  2. Opt for a close grout colour. While this offers a more subtle finish, the laying pattern will still stand out, ensuring your floor catches the eye.

What size grout joint should I use with wood look tiles?

If your tiles are rectified with sharp, consistent edges, then we recommend using 2mm grout joints. Otherwise, we advise using 3mm spacers.

Unlike with other floor tile designs - such as concrete and marble designs - the joint between wood tiles is often a feature in itself and helps to determine the overall look and style of your room. 

Can I use UFH with wood effect tiles?

Another great advantage that wood tiles have over real oak and laminates is that they can be safely laid over both electric and water-based underfloor heating systems. Porcelain is a great conductor of heat, so your new floor will heat up quickly and retain heat well.

Furthermore, the tiles won't swell or warp with changes in temperature, ensuring your project looks incredible well into the future.

Will my wood effect tiles scratch?

By their nature, porcelain tiles are highly resistant to the wears and tears of busy family homes.

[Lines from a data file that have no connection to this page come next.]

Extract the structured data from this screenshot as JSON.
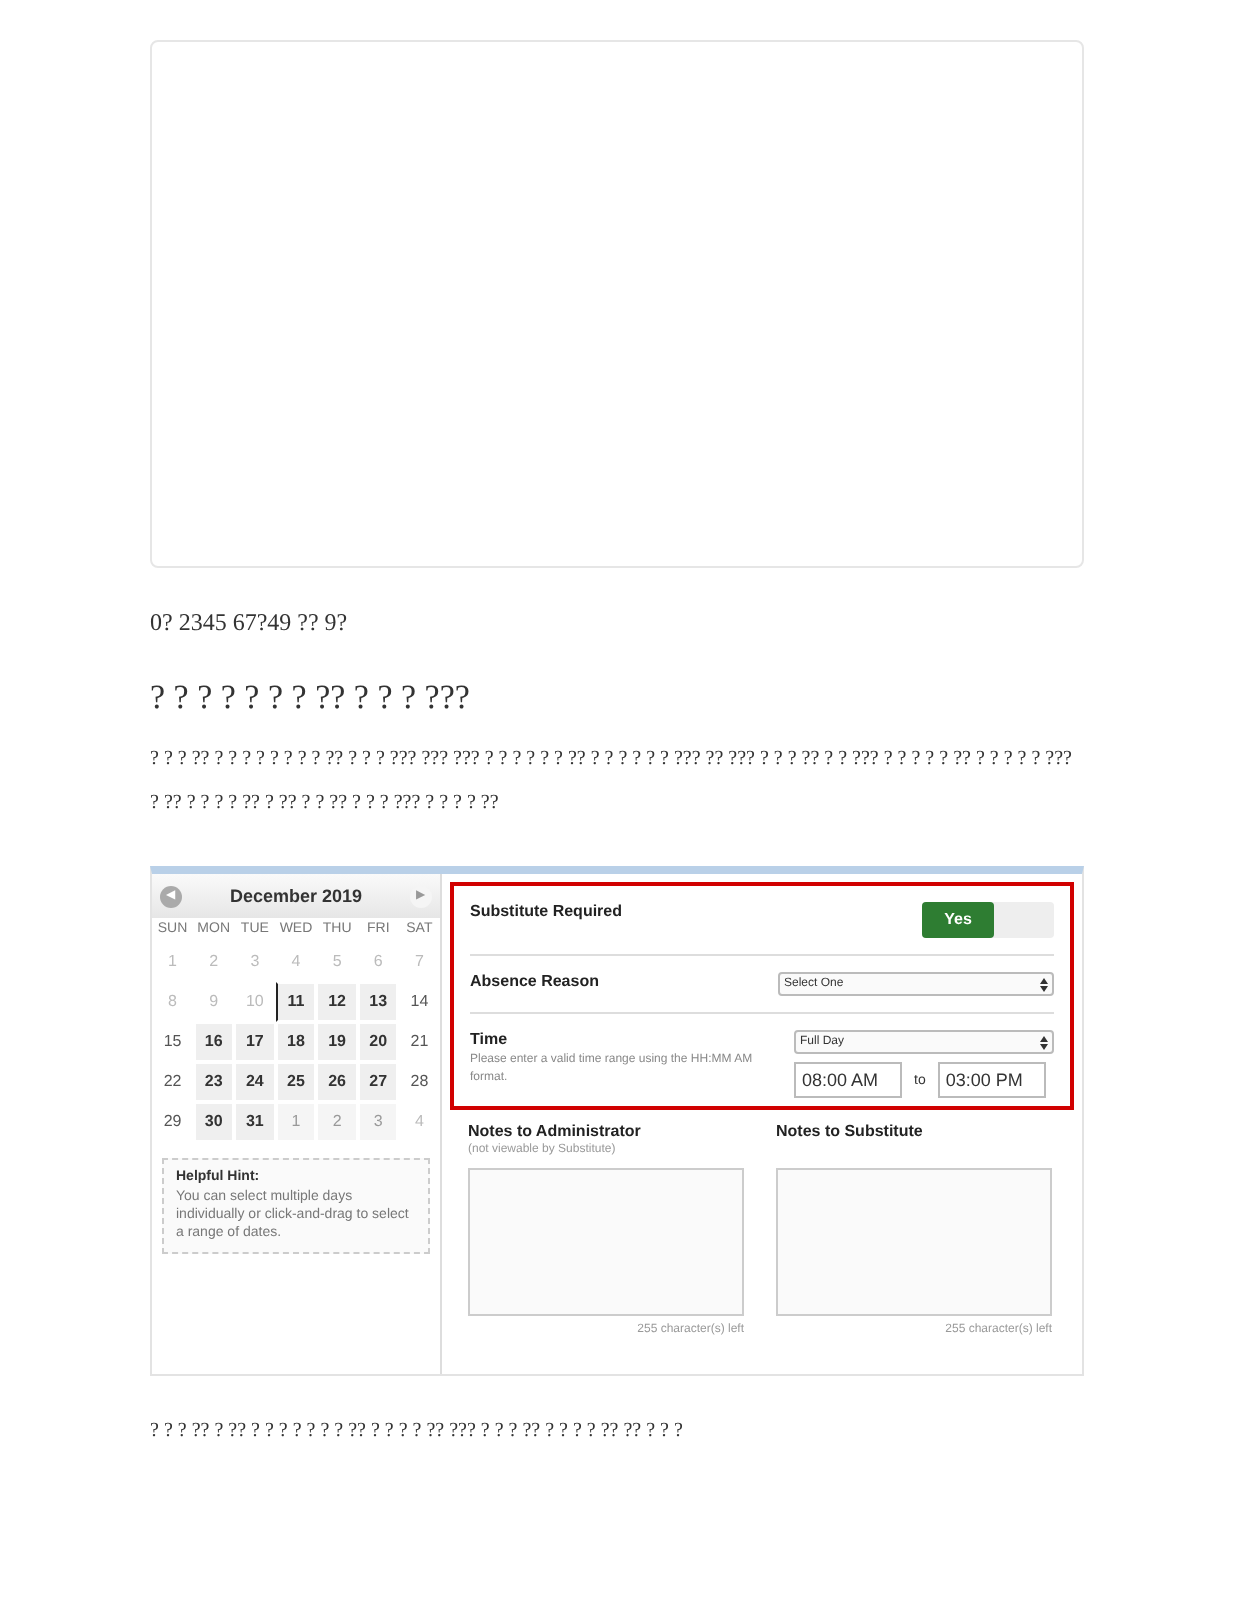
{
  "intro_line": "0?  2345 67?49 ?? 9?",
  "heading": "? ? ? ? ? ? ? ?? ?  ? ? ???",
  "paragraph": "? ? ? ?? ? ? ? ? ? ? ? ? ?? ? ? ? ??? ??? ??? ? ? ? ? ? ? ?? ? ? ? ? ? ? ??? ??  ??? ? ? ? ?? ? ? ??? ? ? ? ? ? ?? ? ? ? ? ? ??? ? ?? ? ? ? ? ?? ? ?? ? ? ?? ? ? ? ??? ? ? ? ? ??",
  "screenshot": {
    "calendar": {
      "month": "December 2019",
      "prev": "◀",
      "next": "▶",
      "weekdays": [
        "SUN",
        "MON",
        "TUE",
        "WED",
        "THU",
        "FRI",
        "SAT"
      ],
      "weeks": [
        [
          {
            "day": "1",
            "kind": "past",
            "today": false
          },
          {
            "day": "2",
            "kind": "past",
            "today": false
          },
          {
            "day": "3",
            "kind": "past",
            "today": false
          },
          {
            "day": "4",
            "kind": "past",
            "today": false
          },
          {
            "day": "5",
            "kind": "past",
            "today": false
          },
          {
            "day": "6",
            "kind": "past",
            "today": false
          },
          {
            "day": "7",
            "kind": "past",
            "today": false
          }
        ],
        [
          {
            "day": "8",
            "kind": "past",
            "today": false
          },
          {
            "day": "9",
            "kind": "past",
            "today": false
          },
          {
            "day": "10",
            "kind": "past",
            "today": false
          },
          {
            "day": "11",
            "kind": "open",
            "today": true
          },
          {
            "day": "12",
            "kind": "open",
            "today": false
          },
          {
            "day": "13",
            "kind": "open",
            "today": false
          },
          {
            "day": "14",
            "kind": "weekend",
            "today": false
          }
        ],
        [
          {
            "day": "15",
            "kind": "weekend",
            "today": false
          },
          {
            "day": "16",
            "kind": "open",
            "today": false
          },
          {
            "day": "17",
            "kind": "open",
            "today": false
          },
          {
            "day": "18",
            "kind": "open",
            "today": false
          },
          {
            "day": "19",
            "kind": "open",
            "today": false
          },
          {
            "day": "20",
            "kind": "open",
            "today": false
          },
          {
            "day": "21",
            "kind": "weekend",
            "today": false
          }
        ],
        [
          {
            "day": "22",
            "kind": "weekend",
            "today": false
          },
          {
            "day": "23",
            "kind": "open",
            "today": false
          },
          {
            "day": "24",
            "kind": "open",
            "today": false
          },
          {
            "day": "25",
            "kind": "open",
            "today": false
          },
          {
            "day": "26",
            "kind": "open",
            "today": false
          },
          {
            "day": "27",
            "kind": "open",
            "today": false
          },
          {
            "day": "28",
            "kind": "weekend",
            "today": false
          }
        ],
        [
          {
            "day": "29",
            "kind": "weekend",
            "today": false
          },
          {
            "day": "30",
            "kind": "open",
            "today": false
          },
          {
            "day": "31",
            "kind": "open",
            "today": false
          },
          {
            "day": "1",
            "kind": "next",
            "today": false
          },
          {
            "day": "2",
            "kind": "next",
            "today": false
          },
          {
            "day": "3",
            "kind": "next",
            "today": false
          },
          {
            "day": "4",
            "kind": "past",
            "today": false
          }
        ]
      ]
    },
    "hint": {
      "title": "Helpful Hint:",
      "text": "You can select multiple days individually or click-and-drag to select a range of dates."
    },
    "substitute": {
      "label": "Substitute Required",
      "toggle": {
        "label": "Yes",
        "on": true
      }
    },
    "reason": {
      "label": "Absence Reason",
      "value": "Select One"
    },
    "time": {
      "label": "Time",
      "help": "Please enter a valid time range using the HH:MM AM format.",
      "value": "Full Day",
      "from": "08:00 AM",
      "separator": "to",
      "to": "03:00 PM"
    },
    "notes": [
      {
        "label": "Notes to Administrator",
        "sublabel": "(not viewable by Substitute)",
        "counter": "255 character(s) left"
      },
      {
        "label": "Notes to Substitute",
        "counter": "255 character(s) left"
      }
    ]
  },
  "footer_line": "? ? ? ?? ? ?? ? ? ? ? ? ?  ? ?? ? ? ? ? ?? ??? ? ? ? ?? ? ? ? ? ?? ??  ? ? ?"
}
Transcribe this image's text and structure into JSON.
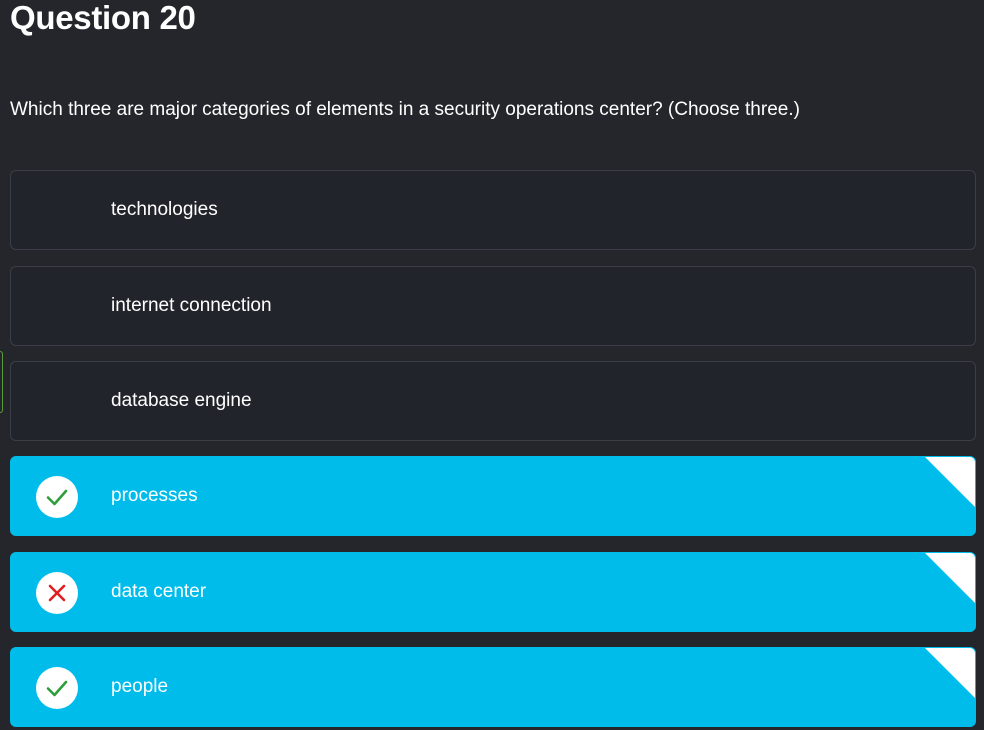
{
  "question": {
    "title": "Question 20",
    "text": "Which three are major categories of elements in a security operations center? (Choose three.)"
  },
  "options": [
    {
      "label": "technologies",
      "selected": false,
      "status": "none"
    },
    {
      "label": "internet connection",
      "selected": false,
      "status": "none"
    },
    {
      "label": "database engine",
      "selected": false,
      "status": "none"
    },
    {
      "label": "processes",
      "selected": true,
      "status": "correct",
      "icon": "checkmark-icon"
    },
    {
      "label": "data center",
      "selected": true,
      "status": "incorrect",
      "icon": "x-mark-icon"
    },
    {
      "label": "people",
      "selected": true,
      "status": "correct",
      "icon": "checkmark-icon"
    }
  ],
  "colors": {
    "background": "#24262b",
    "option_background": "#22242c",
    "selected_background": "#00bcea",
    "correct": "#2e9e3a",
    "incorrect": "#e02020"
  }
}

They're much harder than other forms of flooring, but this doesn't mean they're indestructible. Although pet paws or children's toys are unlikely to scratch a tile, dragging metal furniture or sharp edges over tiles could damage the glaze on the surface.

Porcelain tiles are rated for their 'resistance to abrasion' and it goes without saying that some tiles score more highly than others. Please read our Guide to PEI Ratings for further information.

Do wood effect tiles need to be sealed or treated?

As wood effect tiles are made from porcelain, they don't need to be sealed at all during their lifespan.

However, some designs may have a textured surface that can trap grout during installation, causing the tiles to look stained. You can use our Porcelain Tile Protector before grouting your tiles, to prevent this issue. This works by forming an invisible film on the surface of the tiles, which reduces the risk of staining.

How do I clean my wood tile floor?

Wood effect tiles are a dream to live with, and maintain. They're often described as low maintenance, although this shouldn't be confused with no maintenance - even with the best will in the world, floor tiles will get dirty!

  1. As porcelain is difficult to stain, any spills will sit on the surface of the tile and can be quickly wiped away
  2. There's nowhere for dirt and dust to hide, so they can be brushed away or vacuumed up
  3. For general cleaning, you can mop tiles with floor cleaner, diluted in warm water
  4. For more intense cleans, we recommend using a dedicated porcelain tile cleaner

Can I use a steam mop with wood tiles?

While it's not advised to use a steam mop on a hardwood or most laminate floors, they can be safely used on wood-look porcelain to clean and disinfect both the tiles and grout joints.